"The Devoted Friend" is a darkly comic short story for children by the Irish author Oscar Wilde. It was first published in 1888 in the anthology The Happy Prince and Other Tales, which in addition to its title story also includes "The Nightingale and the Rose", "The Selfish Giant" and "The Remarkable Rocket".
The two main characters in "The Devoted Friend" are a poor man known as little Hans and a rich Miller. The Miller claims to be a devoted friend of little Hans. In truth, he selfishly takes advantage of little Hans at every opportunity. Little Hans always does everything that the Miller asks him to do because he does not want to lose the Miller's friendship or offend him. Little Hans' desire to remain the Miller's friend ultimately proves fatal for him.
"The Devoted Friend" takes the form of a "story-within-a-story". The main narrative is told to a Water-rat by a Linnet. The Water-rat chastises a Duck for allowing her children to misbehave. When the Duck responds that she is a good parent, the Water-rat says that he knows nothing about family life because he is single.
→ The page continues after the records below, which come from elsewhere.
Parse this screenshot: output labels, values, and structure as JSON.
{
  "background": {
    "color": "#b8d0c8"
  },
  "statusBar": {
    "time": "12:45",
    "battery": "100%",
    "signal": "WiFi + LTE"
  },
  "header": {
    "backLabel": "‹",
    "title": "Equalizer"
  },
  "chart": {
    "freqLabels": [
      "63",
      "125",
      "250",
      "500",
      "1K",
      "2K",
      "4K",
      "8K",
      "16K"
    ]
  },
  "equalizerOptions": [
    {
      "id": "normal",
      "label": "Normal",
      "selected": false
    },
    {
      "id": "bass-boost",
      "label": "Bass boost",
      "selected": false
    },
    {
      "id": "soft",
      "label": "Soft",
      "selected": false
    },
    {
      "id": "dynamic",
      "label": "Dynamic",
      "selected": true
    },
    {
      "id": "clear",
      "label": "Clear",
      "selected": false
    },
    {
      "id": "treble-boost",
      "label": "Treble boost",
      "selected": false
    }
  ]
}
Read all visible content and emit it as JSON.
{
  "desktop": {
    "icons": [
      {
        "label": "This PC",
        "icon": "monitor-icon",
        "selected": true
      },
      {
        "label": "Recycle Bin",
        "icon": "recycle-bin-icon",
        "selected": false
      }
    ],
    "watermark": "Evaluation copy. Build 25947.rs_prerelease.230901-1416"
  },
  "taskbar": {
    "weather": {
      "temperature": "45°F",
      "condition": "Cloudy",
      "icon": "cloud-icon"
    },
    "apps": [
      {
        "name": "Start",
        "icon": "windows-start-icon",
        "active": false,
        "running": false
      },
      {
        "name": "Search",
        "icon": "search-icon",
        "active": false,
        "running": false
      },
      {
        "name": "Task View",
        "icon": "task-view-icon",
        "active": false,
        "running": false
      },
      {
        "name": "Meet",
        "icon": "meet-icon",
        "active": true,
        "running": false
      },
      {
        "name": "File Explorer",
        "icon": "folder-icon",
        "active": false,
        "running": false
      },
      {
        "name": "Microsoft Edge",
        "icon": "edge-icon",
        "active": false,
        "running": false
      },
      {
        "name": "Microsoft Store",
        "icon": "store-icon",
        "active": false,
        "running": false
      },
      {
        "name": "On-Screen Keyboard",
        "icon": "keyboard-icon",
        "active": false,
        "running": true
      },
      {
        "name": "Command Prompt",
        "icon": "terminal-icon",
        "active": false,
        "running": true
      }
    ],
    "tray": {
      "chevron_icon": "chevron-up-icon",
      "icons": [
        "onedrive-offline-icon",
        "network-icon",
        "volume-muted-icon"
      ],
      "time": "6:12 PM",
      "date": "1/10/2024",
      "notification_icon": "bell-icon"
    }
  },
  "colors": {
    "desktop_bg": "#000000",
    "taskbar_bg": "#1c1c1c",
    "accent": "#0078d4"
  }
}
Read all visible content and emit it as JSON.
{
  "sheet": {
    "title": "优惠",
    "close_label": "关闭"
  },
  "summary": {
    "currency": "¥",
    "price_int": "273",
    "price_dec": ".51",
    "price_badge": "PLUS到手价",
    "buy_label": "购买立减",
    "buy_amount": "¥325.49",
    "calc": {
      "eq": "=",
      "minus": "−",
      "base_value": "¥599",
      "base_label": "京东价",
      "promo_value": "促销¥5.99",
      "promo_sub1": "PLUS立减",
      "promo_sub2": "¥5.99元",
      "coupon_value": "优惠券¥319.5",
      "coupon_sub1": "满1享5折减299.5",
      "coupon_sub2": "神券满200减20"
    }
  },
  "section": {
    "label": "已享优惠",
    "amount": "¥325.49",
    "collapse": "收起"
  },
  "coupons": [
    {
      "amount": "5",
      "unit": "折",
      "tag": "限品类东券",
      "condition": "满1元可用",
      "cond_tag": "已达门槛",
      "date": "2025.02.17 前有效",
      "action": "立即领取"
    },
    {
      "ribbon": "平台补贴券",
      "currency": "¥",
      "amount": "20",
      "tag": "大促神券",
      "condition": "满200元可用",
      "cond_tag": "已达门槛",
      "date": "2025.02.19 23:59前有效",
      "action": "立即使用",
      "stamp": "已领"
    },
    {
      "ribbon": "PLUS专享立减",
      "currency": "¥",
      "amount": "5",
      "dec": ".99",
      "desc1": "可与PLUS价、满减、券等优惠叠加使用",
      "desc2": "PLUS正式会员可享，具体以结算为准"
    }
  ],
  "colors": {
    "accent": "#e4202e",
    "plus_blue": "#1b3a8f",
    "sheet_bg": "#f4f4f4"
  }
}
He goes on to say that he is not interested in love but thinks that, "there is nothing in the world either nobler or rarer than a devoted friendship". When the Linnet asks the Water-rat what he would expect of a devoted friend, he replies, "I would expect my devoted friend to be devoted to me". In an attempt to show the Water-rat the foolishness of what he has said, the Linnet tells him the story of little Hans and the Miller.
During the spring, summer and autumn, little Hans makes a living by selling the flowers and fruit from his beautiful garden. During the winter, he struggles to survive. Hugh the wealthy Miller, who owns several cows and sheep in addition to his profitable mill, claims to be a good friend of little Hans. He often goes to see him from spring to autumn, always helping himself to a lot of little Hans' flowers or fruit when he visits him. The Miller never goes to see little Hans during the winter, claiming that he is certain that little Hans would not like to be bothered during that difficult time of year.
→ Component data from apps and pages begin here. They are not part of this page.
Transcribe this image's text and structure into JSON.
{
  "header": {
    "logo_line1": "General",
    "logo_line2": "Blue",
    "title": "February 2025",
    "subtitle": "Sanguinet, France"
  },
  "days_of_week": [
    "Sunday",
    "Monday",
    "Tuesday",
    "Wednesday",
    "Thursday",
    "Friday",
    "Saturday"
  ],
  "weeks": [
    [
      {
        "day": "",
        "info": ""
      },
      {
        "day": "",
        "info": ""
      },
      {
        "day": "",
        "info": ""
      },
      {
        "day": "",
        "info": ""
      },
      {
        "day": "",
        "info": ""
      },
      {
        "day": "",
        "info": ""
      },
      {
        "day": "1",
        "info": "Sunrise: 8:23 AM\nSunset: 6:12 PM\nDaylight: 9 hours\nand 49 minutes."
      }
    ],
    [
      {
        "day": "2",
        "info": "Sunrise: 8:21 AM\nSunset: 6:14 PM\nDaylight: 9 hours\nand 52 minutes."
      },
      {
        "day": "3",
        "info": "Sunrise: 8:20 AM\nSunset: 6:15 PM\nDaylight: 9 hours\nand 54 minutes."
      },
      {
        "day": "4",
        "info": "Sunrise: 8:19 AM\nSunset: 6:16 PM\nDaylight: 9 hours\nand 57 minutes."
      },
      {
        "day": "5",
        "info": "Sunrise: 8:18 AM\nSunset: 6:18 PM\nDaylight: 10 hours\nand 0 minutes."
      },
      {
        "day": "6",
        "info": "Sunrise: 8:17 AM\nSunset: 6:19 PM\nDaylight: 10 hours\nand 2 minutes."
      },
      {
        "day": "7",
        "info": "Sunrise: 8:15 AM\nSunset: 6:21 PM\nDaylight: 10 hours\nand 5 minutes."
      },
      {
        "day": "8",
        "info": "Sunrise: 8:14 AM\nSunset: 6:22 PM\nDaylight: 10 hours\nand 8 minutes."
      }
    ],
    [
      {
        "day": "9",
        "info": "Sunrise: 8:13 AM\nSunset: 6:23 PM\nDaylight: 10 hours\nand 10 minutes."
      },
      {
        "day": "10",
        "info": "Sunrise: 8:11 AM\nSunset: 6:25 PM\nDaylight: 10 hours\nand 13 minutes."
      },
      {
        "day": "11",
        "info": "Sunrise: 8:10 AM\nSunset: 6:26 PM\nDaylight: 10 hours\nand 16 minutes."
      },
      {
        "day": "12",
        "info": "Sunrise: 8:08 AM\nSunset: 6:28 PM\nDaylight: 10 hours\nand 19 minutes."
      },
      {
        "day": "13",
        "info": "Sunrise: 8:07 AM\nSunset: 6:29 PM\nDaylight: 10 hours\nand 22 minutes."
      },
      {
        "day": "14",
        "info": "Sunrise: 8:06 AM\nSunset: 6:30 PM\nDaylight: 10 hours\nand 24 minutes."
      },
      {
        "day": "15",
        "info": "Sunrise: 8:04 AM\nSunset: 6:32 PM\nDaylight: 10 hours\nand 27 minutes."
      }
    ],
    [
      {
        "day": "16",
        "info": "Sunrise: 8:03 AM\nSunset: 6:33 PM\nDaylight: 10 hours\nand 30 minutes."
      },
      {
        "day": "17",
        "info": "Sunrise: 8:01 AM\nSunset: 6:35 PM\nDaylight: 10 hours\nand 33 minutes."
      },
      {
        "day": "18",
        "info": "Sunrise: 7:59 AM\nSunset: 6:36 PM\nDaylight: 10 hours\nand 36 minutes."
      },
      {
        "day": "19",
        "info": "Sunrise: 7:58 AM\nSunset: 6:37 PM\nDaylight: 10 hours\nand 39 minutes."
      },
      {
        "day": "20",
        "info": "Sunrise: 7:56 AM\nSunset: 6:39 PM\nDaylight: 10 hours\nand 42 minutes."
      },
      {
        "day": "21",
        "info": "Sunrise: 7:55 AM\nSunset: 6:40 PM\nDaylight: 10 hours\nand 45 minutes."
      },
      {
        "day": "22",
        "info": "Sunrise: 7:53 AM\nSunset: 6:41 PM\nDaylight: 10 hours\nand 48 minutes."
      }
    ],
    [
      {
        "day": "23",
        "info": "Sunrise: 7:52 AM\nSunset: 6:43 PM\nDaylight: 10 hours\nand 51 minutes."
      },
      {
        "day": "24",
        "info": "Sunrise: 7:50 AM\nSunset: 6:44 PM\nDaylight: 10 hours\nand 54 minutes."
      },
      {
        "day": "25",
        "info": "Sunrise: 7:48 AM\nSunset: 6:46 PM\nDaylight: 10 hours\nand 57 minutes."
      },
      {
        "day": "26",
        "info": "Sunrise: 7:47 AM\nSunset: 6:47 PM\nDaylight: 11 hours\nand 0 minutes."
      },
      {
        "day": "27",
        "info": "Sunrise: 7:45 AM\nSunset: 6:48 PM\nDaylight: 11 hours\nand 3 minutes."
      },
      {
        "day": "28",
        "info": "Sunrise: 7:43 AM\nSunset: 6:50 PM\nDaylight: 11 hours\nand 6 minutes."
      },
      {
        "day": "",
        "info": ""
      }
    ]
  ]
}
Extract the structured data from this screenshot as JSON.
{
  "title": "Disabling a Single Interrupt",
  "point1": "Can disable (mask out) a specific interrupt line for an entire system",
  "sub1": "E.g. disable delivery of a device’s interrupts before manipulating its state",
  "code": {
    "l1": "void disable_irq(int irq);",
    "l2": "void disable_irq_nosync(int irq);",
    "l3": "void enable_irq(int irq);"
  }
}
At the start of spring, the Miller visits little Hans. He finds out that, in order to have any money for food during the winter, little Hans was forced to sell several of his possessions, including his wheelbarrow. The Miller tells Hans that he will give him his old wheelbarrow, which is in very bad condition with one side completely missing. Hans replies that he can repair the wheelbarrow because he has a plank of wood in his house. The Miller says that the plank is exactly what he needs to fix the hole in the roof of his barn. The Miller goes on to ask Hans to fill a large basket with flowers. The Miller tells Hans that it would be unfriendly to refuse him the flowers or the plank since he has promised him his wheelbarrow.
The following day, the Miller tells little Hans to take a sack of flour to market for him. The next day, he tells Hans to fix his barn roof. The day after that, he tells Hans to drive his sheep to the mountain. Each day, the Miller has another task for little Hans which takes Hans all day to perform. The Miller always tells Hans that it would be unfriendly of him to refuse and reminds him that he has promised to give him his wheelbarrow. Little Hans has no time to tend to the garden which he depends on to make a living.
On a stormy night, the Miller comes to little Hans' house. He says that his son is injured and tells little Hans to fetch the doctor. He refuses to lend Hans his lantern because it is a new one. Again, he reminds little Hans that he has promised to give him his wheelbarrow and that it would be unfriendly to refuse to help him. Little Hans follows the doctor back to the Miller's house. However, since Hans does not have a lantern and it is raining so heavily that it is difficult to see, Hans gets lost. He wanders onto the moor and drowns in a pool.
The Miller concludes that little Hans died because he promised to give him his wheelbarrow for free. He says, "I will certainly take care not to give anything away again. One always suffers for being generous".
After having heard the story, the Water-rat says that he feels sorry for the sensitive Miller. The Linnet points out that there is a moral to the story which the Water-rat has failed to understand. The Water-rat is horrified when he finds out that the story was supposed to have a moral and leaves in disgust.